The current primary care CVD management guidance strongly recommends aggressive risk management and lifestyle modification in patients with pre-existing CVD or an equivalent CVD risk. Significant opportunities to improve use of CVD medicines remain, particularly for Māori and Pacific peoples who lose 2.6–2.8 times more years to CVD events relative to non-Māori/non-Pacific peoples.

30 March 2022
1 minute to Read

Adalimumab is used to treat a range of dermatological, rheumatological, gastrointestinal and ophthalmologic conditions. From 1 March, Amgevita (an adalimumab biosimilar) is funded under Special Authority. From this date, patients starting treatment with adalimumab will receive Amgevita rather than the reference product, Humira. 

Contributor
He Ako Hiringa
1 March 2022
1 minute to Read

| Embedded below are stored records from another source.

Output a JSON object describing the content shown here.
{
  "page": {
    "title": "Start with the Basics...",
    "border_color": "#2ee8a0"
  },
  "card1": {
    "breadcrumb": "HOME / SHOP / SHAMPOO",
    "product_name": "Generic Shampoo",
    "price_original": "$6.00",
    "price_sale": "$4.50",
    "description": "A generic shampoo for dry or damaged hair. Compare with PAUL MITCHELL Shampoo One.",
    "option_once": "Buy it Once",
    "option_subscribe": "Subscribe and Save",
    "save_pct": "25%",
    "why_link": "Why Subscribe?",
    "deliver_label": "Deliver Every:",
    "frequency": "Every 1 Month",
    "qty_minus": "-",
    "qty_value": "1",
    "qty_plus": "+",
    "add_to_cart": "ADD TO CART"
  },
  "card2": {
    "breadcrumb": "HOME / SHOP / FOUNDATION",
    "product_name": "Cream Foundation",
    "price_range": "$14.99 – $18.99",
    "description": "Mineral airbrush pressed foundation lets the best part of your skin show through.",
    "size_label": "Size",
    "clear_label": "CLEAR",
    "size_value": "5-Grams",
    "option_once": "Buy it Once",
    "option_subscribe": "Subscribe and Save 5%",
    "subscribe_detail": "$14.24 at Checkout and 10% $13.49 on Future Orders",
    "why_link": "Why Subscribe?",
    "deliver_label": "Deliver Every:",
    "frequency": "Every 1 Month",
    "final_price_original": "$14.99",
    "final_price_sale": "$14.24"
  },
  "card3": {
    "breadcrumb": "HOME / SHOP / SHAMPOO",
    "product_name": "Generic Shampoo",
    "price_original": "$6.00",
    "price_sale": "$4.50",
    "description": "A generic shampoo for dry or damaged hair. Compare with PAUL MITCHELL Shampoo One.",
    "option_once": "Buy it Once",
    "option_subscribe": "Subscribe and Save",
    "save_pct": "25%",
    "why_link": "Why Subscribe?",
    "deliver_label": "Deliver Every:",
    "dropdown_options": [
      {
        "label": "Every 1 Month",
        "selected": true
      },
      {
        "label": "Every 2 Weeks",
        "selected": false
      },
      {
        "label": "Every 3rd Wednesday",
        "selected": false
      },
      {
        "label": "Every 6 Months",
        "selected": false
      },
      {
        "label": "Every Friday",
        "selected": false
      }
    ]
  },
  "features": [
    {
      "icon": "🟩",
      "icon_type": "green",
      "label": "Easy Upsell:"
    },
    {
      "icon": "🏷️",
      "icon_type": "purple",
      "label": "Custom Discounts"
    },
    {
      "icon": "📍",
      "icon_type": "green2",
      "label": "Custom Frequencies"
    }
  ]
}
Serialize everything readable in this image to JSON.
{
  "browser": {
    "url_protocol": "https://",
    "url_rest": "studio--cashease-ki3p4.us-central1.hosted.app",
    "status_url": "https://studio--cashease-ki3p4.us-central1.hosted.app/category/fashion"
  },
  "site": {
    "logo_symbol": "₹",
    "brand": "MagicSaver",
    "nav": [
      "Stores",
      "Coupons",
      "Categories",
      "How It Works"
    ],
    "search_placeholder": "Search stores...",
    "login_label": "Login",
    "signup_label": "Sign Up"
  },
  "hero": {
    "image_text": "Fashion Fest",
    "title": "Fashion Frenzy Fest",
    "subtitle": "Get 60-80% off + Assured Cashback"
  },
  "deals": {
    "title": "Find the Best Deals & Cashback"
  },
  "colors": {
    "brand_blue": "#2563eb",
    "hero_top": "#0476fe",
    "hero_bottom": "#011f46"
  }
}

Cardiovascular disease is the leading cause of death in New Zealand, accounting for 35 per cent of mortality in 2019. Yet it’s preventable and treatable. Māori, Pacific, and South Asian peoples have a disproportionately higher CVD risk compared with people not of these ethnicities. Therefore, CVD risk assessments in these ethnicities should begin earlier.

Contributor
He Ako Hiringa
28 January 2022
1 minute to Read

Prescribers are instrumental in framing a medicine positively or negatively, setting patient expectations. Optimising these expectations during a short consult can enhance and sustain benefits. Conversely, highlighting negative information may lead to increased experience, and reporting, of adverse events, and to poor adherence.

Contributor
He Ako Hiringa
26 November 2021

The jury is in – usual gout care isn’t working well, especially for Māori and Pacific peoples, who are disproportionately affected by this common disorder.

What potential tools are readily available to reduce gout harm? Specific clinician actions!  

Read the bulletin here.

Contributor
He Ako Hiringa
26 October 2021

Biological medicines have markedly changed prognoses for many conditions such as cancers, diabetes and autoimmune diseases.  

As biologics’ patents expire, biosimilars – highly similar versions of approved biologic brands – will be competitively marketed. This will lead to cost savings, increased access and treatment options, and improved patient outcomes.2

Read the HAH Bulletin to find out more.

Contributor
He Ako Hiringa
27 September 2021

When initiating either empagliflozin or dulaglutide, the newly funded second-line type 2 diabetes agents,choice is based primarily on predominant comorbidities, clinical features and tolerability.

Administration route is an additional factor; dulaglutide is a once-weekly, subcutaneous injection and empagliflozin is a daily tablet. Patient factors are also important, and the contraindications and adverse effects profiles differ. 

Read the HAH Bulletin to find out more.

Contributor
He Ako Hiringa
17 August 2021

Prescribers wanting to block angiotensin II effects can consider the remaining funded ACE inhibitors or angiotensin II receptor blockers. ACE inhibitors and ARBs are similarly effective for hypertension, chronic renal disease and diabetic nephropathy, but ARBs are better tolerated.2 ACE inhibitors are preferred over ARBs first-line for heart failure and post myocardial infarction.2

Read the HAH Bulletin to find out more.

Contributor
He Ako Hiringa
19 July 2021